## [WORK ITEM]
Among the records below, find the lines that hold the word "icon" and report how many there are, with no other words.
(Beginning of EXERCISE INPUTS)
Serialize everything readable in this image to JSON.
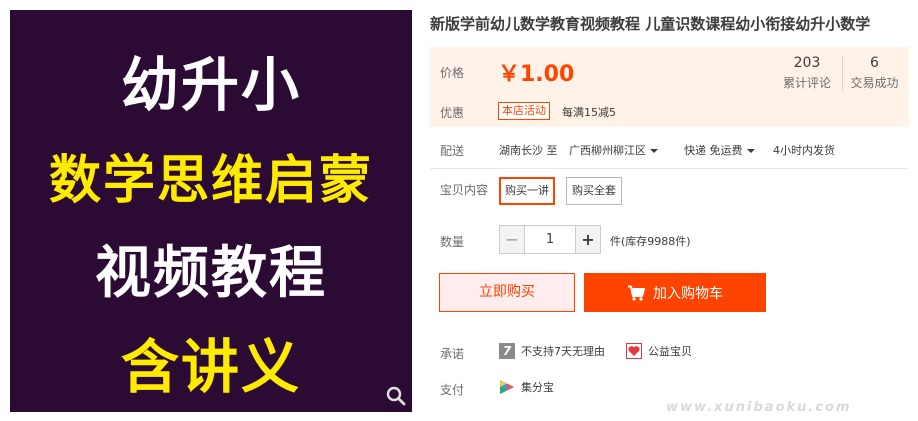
{
  "gallery": {
    "line1": "幼升小",
    "line2": "数学思维启蒙",
    "line3": "视频教程",
    "line4": "含讲义",
    "zoom_icon": "search-icon"
  },
  "title": "新版学前幼儿数学教育视频教程 儿童识数课程幼小衔接幼升小数学",
  "price": {
    "label": "价格",
    "value": "￥1.00",
    "reviews_count": "203",
    "reviews_label": "累计评论",
    "deals_count": "6",
    "deals_label": "交易成功"
  },
  "promo": {
    "label": "优惠",
    "tag": "本店活动",
    "text": "每满15减5"
  },
  "shipping": {
    "label": "配送",
    "from": "湖南长沙 至",
    "to": "广西柳州柳江区",
    "method": "快递 免运费",
    "time": "4小时内发货"
  },
  "sku": {
    "label": "宝贝内容",
    "options": [
      "购买一讲",
      "购买全套"
    ],
    "selected_index": 0
  },
  "quantity": {
    "label": "数量",
    "value": "1",
    "minus": "−",
    "plus": "+",
    "stock": "件(库存9988件)"
  },
  "actions": {
    "buy_now": "立即购买",
    "add_to_cart": "加入购物车",
    "cart_icon": "cart-icon"
  },
  "promise": {
    "label": "承诺",
    "item1": "不支持7天无理由",
    "item1_glyph": "7",
    "item2": "公益宝贝"
  },
  "payment": {
    "label": "支付",
    "method": "集分宝"
  },
  "watermark": "www.xunibaoku.com",
  "colors": {
    "accent": "#ff4400",
    "price_bg": "#fff2e8",
    "image_bg": "#2b0a33",
    "image_highlight": "#ffeb00"
  }
}
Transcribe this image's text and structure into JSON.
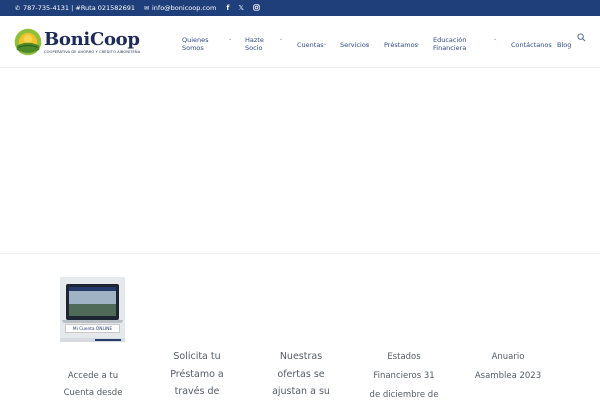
{
  "topbar": {
    "phone": "787-735-4131 | #Ruta 021582691",
    "email": "info@bonicoop.com",
    "social": [
      "facebook-icon",
      "x-icon",
      "instagram-icon"
    ]
  },
  "logo": {
    "brand": "BoniCoop",
    "tagline": "COOPERATIVA DE AHORRO Y CRÉDITO AIBONITEÑA"
  },
  "nav": {
    "items": [
      {
        "line1": "Quienes",
        "line2": "Somos",
        "has_dropdown": true
      },
      {
        "line1": "Hazte",
        "line2": "Socio",
        "has_dropdown": true
      },
      {
        "line1": "Cuentas",
        "line2": "",
        "has_dropdown": true
      },
      {
        "line1": "Servicios",
        "line2": "",
        "has_dropdown": true
      },
      {
        "line1": "Préstamos",
        "line2": "",
        "has_dropdown": true
      },
      {
        "line1": "Educación",
        "line2": "Financiera",
        "has_dropdown": true
      },
      {
        "line1": "Contáctanos",
        "line2": "",
        "has_dropdown": false
      },
      {
        "line1": "Blog",
        "line2": "",
        "has_dropdown": false
      }
    ]
  },
  "thumbnail": {
    "button_label": "Mi Cuenta ONLINE"
  },
  "columns": [
    {
      "lines": [
        "Accede a tu",
        "Cuenta desde"
      ]
    },
    {
      "lines": [
        "Solicita tu",
        "Préstamo a",
        "través de"
      ]
    },
    {
      "lines": [
        "Nuestras",
        "ofertas se",
        "ajustan a su"
      ]
    },
    {
      "lines": [
        "Estados",
        "Financieros 31",
        "de diciembre de"
      ]
    },
    {
      "lines": [
        "Anuario",
        "Asamblea 2023"
      ]
    }
  ],
  "colors": {
    "topbar_bg": "#1f3f7a",
    "brand_navy": "#1d2b56",
    "nav_text": "#2e4a85",
    "body_text": "#555c66"
  }
}
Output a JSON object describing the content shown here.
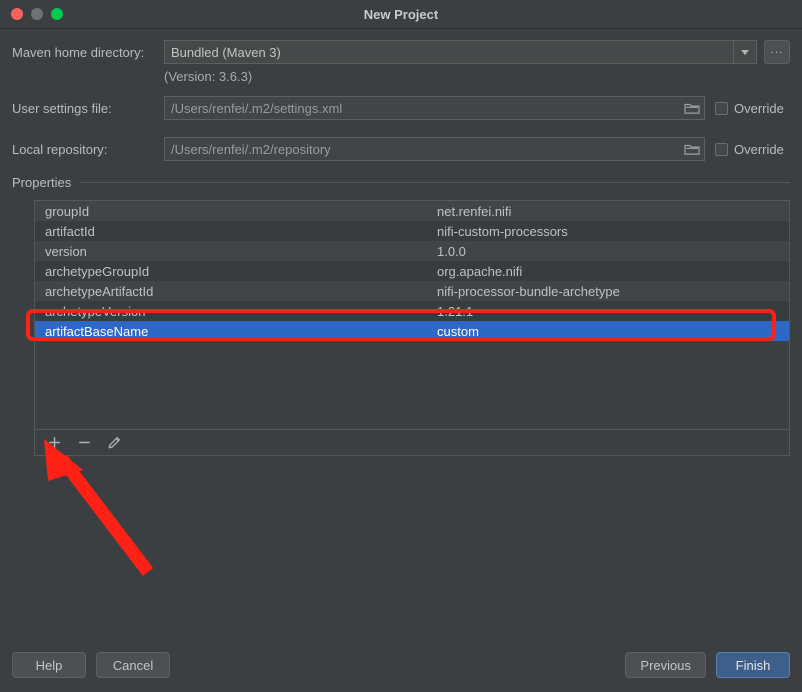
{
  "window": {
    "title": "New Project",
    "traffic_lights": [
      "close-button",
      "minimize-button",
      "maximize-button"
    ]
  },
  "form": {
    "maven_home": {
      "label": "Maven home directory:",
      "value": "Bundled (Maven 3)",
      "version_note": "(Version: 3.6.3)",
      "browse_label": "...",
      "dropdown_icon": "chevron-down-icon"
    },
    "user_settings": {
      "label": "User settings file:",
      "value": "/Users/renfei/.m2/settings.xml",
      "folder_icon": "folder-icon",
      "override_label": "Override",
      "override_checked": false
    },
    "local_repository": {
      "label": "Local repository:",
      "value": "/Users/renfei/.m2/repository",
      "folder_icon": "folder-icon",
      "override_label": "Override",
      "override_checked": false
    }
  },
  "properties": {
    "group_title": "Properties",
    "rows": [
      {
        "key": "groupId",
        "value": "net.renfei.nifi",
        "selected": false
      },
      {
        "key": "artifactId",
        "value": "nifi-custom-processors",
        "selected": false
      },
      {
        "key": "version",
        "value": "1.0.0",
        "selected": false
      },
      {
        "key": "archetypeGroupId",
        "value": "org.apache.nifi",
        "selected": false
      },
      {
        "key": "archetypeArtifactId",
        "value": "nifi-processor-bundle-archetype",
        "selected": false
      },
      {
        "key": "archetypeVersion",
        "value": "1.21.1",
        "selected": false
      },
      {
        "key": "artifactBaseName",
        "value": "custom",
        "selected": true
      }
    ],
    "toolbar": {
      "add_label": "+",
      "remove_label": "−",
      "edit_icon": "pencil-icon"
    }
  },
  "footer": {
    "help_label": "Help",
    "cancel_label": "Cancel",
    "previous_label": "Previous",
    "finish_label": "Finish"
  },
  "annotations": {
    "highlight_color": "#ff2116",
    "arrow_color": "#ff2116",
    "highlight_target": "artifactBaseName-row",
    "arrow_target": "add-property-button"
  }
}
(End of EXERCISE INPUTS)
## [YOUR RESPONSE]
9